There is an enchanted weekend to come at the Morris-Jumel Mansion, with the last three performances of Vincent Carbone's adaptation of Alice in Wonderland. In this version of the well-known tale, the grounds of the mansion become Wonderland and the familiar characters take on American Revolutionary alter egos—the sleepy dormouse doubles as John Adams, for example. Visit the Morris-Jumel Mansion website for tickets. Performances are scheduled for tonight, Friday, and Saturday at 8 PM and Sunday, October 2, at 3 PM.
Photograph of the Morris-Jumel Mansion at night, lit by floodlights and a full moon.
A full moon to light Alice in Wonderland at the Morris-Jumel Mansion.
Photograph of shadows on the ceiling of the hallway of the Morris-Jumel Mansion.
A magical play of shadows on the hall ceiling during the tea party that follows performances of Alice in Wonderland at the Morris-Jumel Mansion.
 
 
Today, September 14, 2016, is the 180th anniversary of the death of Eliza Jumel's second husband, Aaron Burr. A death mask was made the same day for of New York City phrenology firm of Fowler and Wells. Burr's skull revealed marked "destructiveness, combativeness, firmness, and self-esteem," as well as excessive "amativeness," said Fowler (quoted by Laurence Hutton in Harpers New Monthly Magazine, Nov. 1892, p. 912).

A An image of Burr circa 1801 confirms the identification of the death mask's subject. The abbreviation "Esq." (i.e., esquire) after Burr's name in the caption is a reminder that he had a long career as a lawyer.
Photograph of a plaster death mask of Aaron Burr belonging to the New-York Historical Society.
Death mask of Aaron Burr, made for Fowler and Wells, New York City. New-York Historical Society, 1927.59. Gift of Dr. John E. Stillwell.
A bust-length portrait of Aaron Burr, circa 1801, reproduced from a biographical dictionary belonging to the National Portrait Gallery, Smithsonian Institution.

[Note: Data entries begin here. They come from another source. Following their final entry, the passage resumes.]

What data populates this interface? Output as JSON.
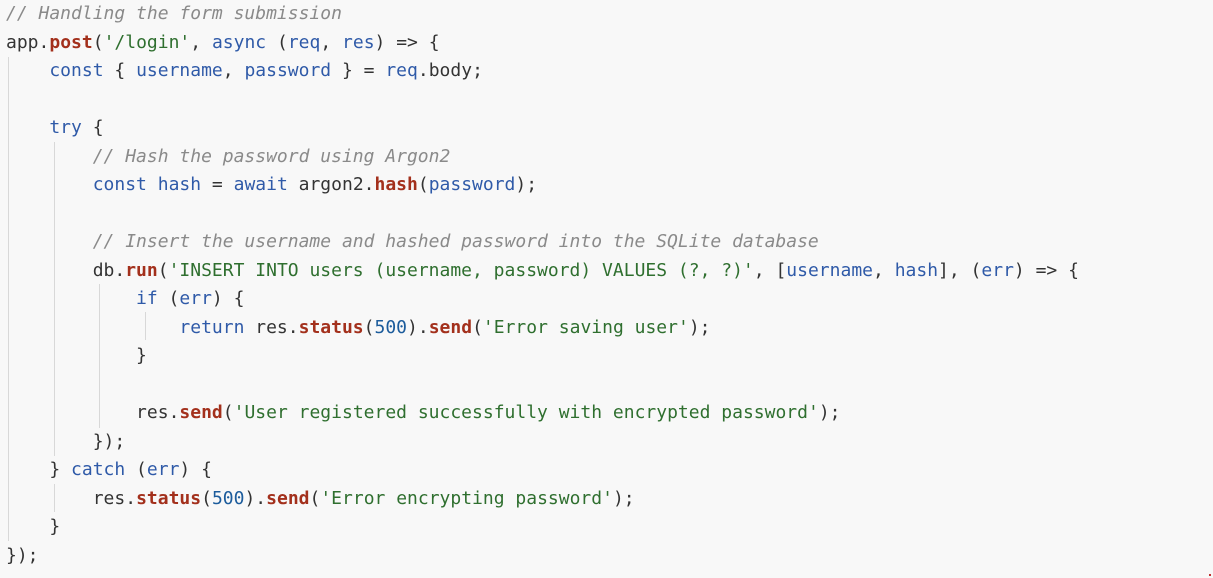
{
  "editor": {
    "lines": [
      [
        {
          "t": "// Handling the form submission",
          "c": "comment"
        }
      ],
      [
        {
          "t": "app",
          "c": "plain"
        },
        {
          "t": ".",
          "c": "punct"
        },
        {
          "t": "post",
          "c": "fn"
        },
        {
          "t": "(",
          "c": "punct"
        },
        {
          "t": "'/login'",
          "c": "string"
        },
        {
          "t": ", ",
          "c": "punct"
        },
        {
          "t": "async",
          "c": "keyword"
        },
        {
          "t": " (",
          "c": "punct"
        },
        {
          "t": "req",
          "c": "param"
        },
        {
          "t": ", ",
          "c": "punct"
        },
        {
          "t": "res",
          "c": "param"
        },
        {
          "t": ") => {",
          "c": "punct"
        }
      ],
      [
        {
          "t": "    const",
          "c": "keyword"
        },
        {
          "t": " { ",
          "c": "punct"
        },
        {
          "t": "username",
          "c": "var"
        },
        {
          "t": ", ",
          "c": "punct"
        },
        {
          "t": "password",
          "c": "var"
        },
        {
          "t": " } = ",
          "c": "punct"
        },
        {
          "t": "req",
          "c": "param"
        },
        {
          "t": ".",
          "c": "punct"
        },
        {
          "t": "body",
          "c": "prop"
        },
        {
          "t": ";",
          "c": "punct"
        }
      ],
      [
        {
          "t": "",
          "c": "plain"
        }
      ],
      [
        {
          "t": "    try",
          "c": "keyword"
        },
        {
          "t": " {",
          "c": "punct"
        }
      ],
      [
        {
          "t": "        // Hash the password using Argon2",
          "c": "comment"
        }
      ],
      [
        {
          "t": "        const",
          "c": "keyword"
        },
        {
          "t": " ",
          "c": "plain"
        },
        {
          "t": "hash",
          "c": "var"
        },
        {
          "t": " = ",
          "c": "punct"
        },
        {
          "t": "await",
          "c": "keyword"
        },
        {
          "t": " argon2",
          "c": "plain"
        },
        {
          "t": ".",
          "c": "punct"
        },
        {
          "t": "hash",
          "c": "fn"
        },
        {
          "t": "(",
          "c": "punct"
        },
        {
          "t": "password",
          "c": "var"
        },
        {
          "t": ");",
          "c": "punct"
        }
      ],
      [
        {
          "t": "",
          "c": "plain"
        }
      ],
      [
        {
          "t": "        // Insert the username and hashed password into the SQLite database",
          "c": "comment"
        }
      ],
      [
        {
          "t": "        db",
          "c": "plain"
        },
        {
          "t": ".",
          "c": "punct"
        },
        {
          "t": "run",
          "c": "fn"
        },
        {
          "t": "(",
          "c": "punct"
        },
        {
          "t": "'INSERT INTO users (username, password) VALUES (?, ?)'",
          "c": "string"
        },
        {
          "t": ", [",
          "c": "punct"
        },
        {
          "t": "username",
          "c": "var"
        },
        {
          "t": ", ",
          "c": "punct"
        },
        {
          "t": "hash",
          "c": "var"
        },
        {
          "t": "], (",
          "c": "punct"
        },
        {
          "t": "err",
          "c": "param"
        },
        {
          "t": ") => {",
          "c": "punct"
        }
      ],
      [
        {
          "t": "            if",
          "c": "keyword"
        },
        {
          "t": " (",
          "c": "punct"
        },
        {
          "t": "err",
          "c": "param"
        },
        {
          "t": ") {",
          "c": "punct"
        }
      ],
      [
        {
          "t": "                return",
          "c": "keyword"
        },
        {
          "t": " res",
          "c": "plain"
        },
        {
          "t": ".",
          "c": "punct"
        },
        {
          "t": "status",
          "c": "fn"
        },
        {
          "t": "(",
          "c": "punct"
        },
        {
          "t": "500",
          "c": "num"
        },
        {
          "t": ").",
          "c": "punct"
        },
        {
          "t": "send",
          "c": "fn"
        },
        {
          "t": "(",
          "c": "punct"
        },
        {
          "t": "'Error saving user'",
          "c": "string"
        },
        {
          "t": ");",
          "c": "punct"
        }
      ],
      [
        {
          "t": "            }",
          "c": "punct"
        }
      ],
      [
        {
          "t": "",
          "c": "plain"
        }
      ],
      [
        {
          "t": "            res",
          "c": "plain"
        },
        {
          "t": ".",
          "c": "punct"
        },
        {
          "t": "send",
          "c": "fn"
        },
        {
          "t": "(",
          "c": "punct"
        },
        {
          "t": "'User registered successfully with encrypted password'",
          "c": "string"
        },
        {
          "t": ");",
          "c": "punct"
        }
      ],
      [
        {
          "t": "        });",
          "c": "punct"
        }
      ],
      [
        {
          "t": "    } ",
          "c": "punct"
        },
        {
          "t": "catch",
          "c": "keyword"
        },
        {
          "t": " (",
          "c": "punct"
        },
        {
          "t": "err",
          "c": "param"
        },
        {
          "t": ") {",
          "c": "punct"
        }
      ],
      [
        {
          "t": "        res",
          "c": "plain"
        },
        {
          "t": ".",
          "c": "punct"
        },
        {
          "t": "status",
          "c": "fn"
        },
        {
          "t": "(",
          "c": "punct"
        },
        {
          "t": "500",
          "c": "num"
        },
        {
          "t": ").",
          "c": "punct"
        },
        {
          "t": "send",
          "c": "fn"
        },
        {
          "t": "(",
          "c": "punct"
        },
        {
          "t": "'Error encrypting password'",
          "c": "string"
        },
        {
          "t": ");",
          "c": "punct"
        }
      ],
      [
        {
          "t": "    }",
          "c": "punct"
        }
      ],
      [
        {
          "t": "});",
          "c": "punct"
        }
      ]
    ]
  }
}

Enoch G. Gridley after John Vanderlyn, ca. 1801, from the New Universal Biographical Dictionary and American Remembrancer. National Portrait Gallery, Smithsonian Institution, NPG.80.184.4.B.
 
 
If you were dining at the Morris-Jumel Mansion in the 1760s with Roger and Mary Morris, you might have used a wineglass that looked like this (in less fragmentary form!). The white corkscrew ornamentation on the stem is referred to as an "opaque twist." Such decoration was popular in Georgian England; glasses bearing it would have been imported from the United Kingdom to the American colonies.
Fragment of an eighteenth-century wineglass (base and stem).
Base and stem of an eighteenth-century wineglass from Lewis Morris's Bronx estate, Morrisania. It is on exhibit at the Valentine-Varian House, but owned by the New-York Historical Society.
Another photograph of the eighteenth-century wineglass, providing a better view of the base of the glass.
A better view of the base of the glass.
Photograph showing the stem of an eighteenth-century wineglass.
Detail of the stem.
The fragment was found during an archaeological dig at Morrisania, the estate of Roger Morris's contemporary (but not relation) Lewis Morris. Most of Lewis's estate was located in what is now the Bronx—where the glass remnant is located today. It is on exhibit at the Valentine-Varian House (1758), home of the Bronx Historical Society. This set of opaque-twist wineglasses, made about 1760, gives you an idea of what the vessel might have looked like in its prime.
Photograph of a set of six mid-eighteenth-century wineglasses.
Set of opaque twist wineglasses, ca. 1760. Butler's Antiques as of September 6, 2016.